Northampton named in top 5 UK property demand hotspots
Northampton has been named in the top five UK National Hotspots Index for the last quarter.
The latest Property Hotspots Index, produced by eMoov.co.uk, records the change in supply and demand for the most populated locations across the UK, by monitoring the total number of properties sold in comparison to those on sale.
The latest research found that national property demand has increased by +3% overall since Q1, now at 40%. But it’s not good news for homeowners in the capital, with demand in London as a whole down -2% to 39%.
Despite demand cooling across the capital, the London Borough of Bexley remains the hottest spot in the UK for property demand. At 71%, demand for property in Bexley is the highest across the UK, although it has cooled by -7% since the start of the year in line with the decrease felt across the capital as a whole.
Bristol is still the hottest spot outside of the London bubble, with demand increased, albeit marginally, to 69%. Nearby Bedford (67%) also retains its place as the third hottest spot in the UK as commuter zones around the peripherals of the London bubble continue to grow in popularity, due to the inflated price of homeownership in the capital.
And Northampton has seen the biggest percentage rise in demand (up 10%) in the entire country, climbing to joint fourth hottest spot in the UK with Aylesbury on 64%.
Northampton replaced nearby Milton Keynes (15th) in the top.
Founder and CEO of eMoov.co.uk, Russell Quirk, said Brexit scaremongering has not been justified.
“National demand is still lower than the levels seen at the back end of last year and the big decider on which way it goes now will be Britain’s choice to leave the EU,” he said
“There has been a lot of talk about the consequence of this vote on the UK property market with many forecasting a detrimental impact on house prices.

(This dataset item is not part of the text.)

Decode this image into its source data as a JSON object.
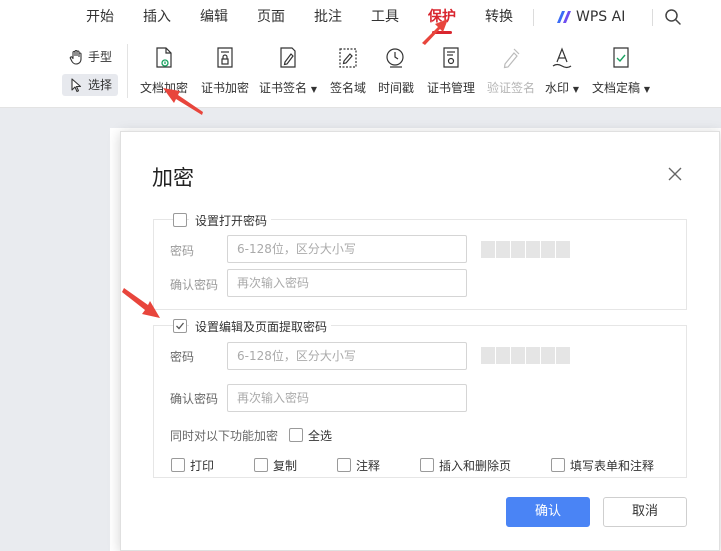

“We don’t believe this to be the case and I’m certain that come Q3, our index will show a further increase in property demand across the nation.”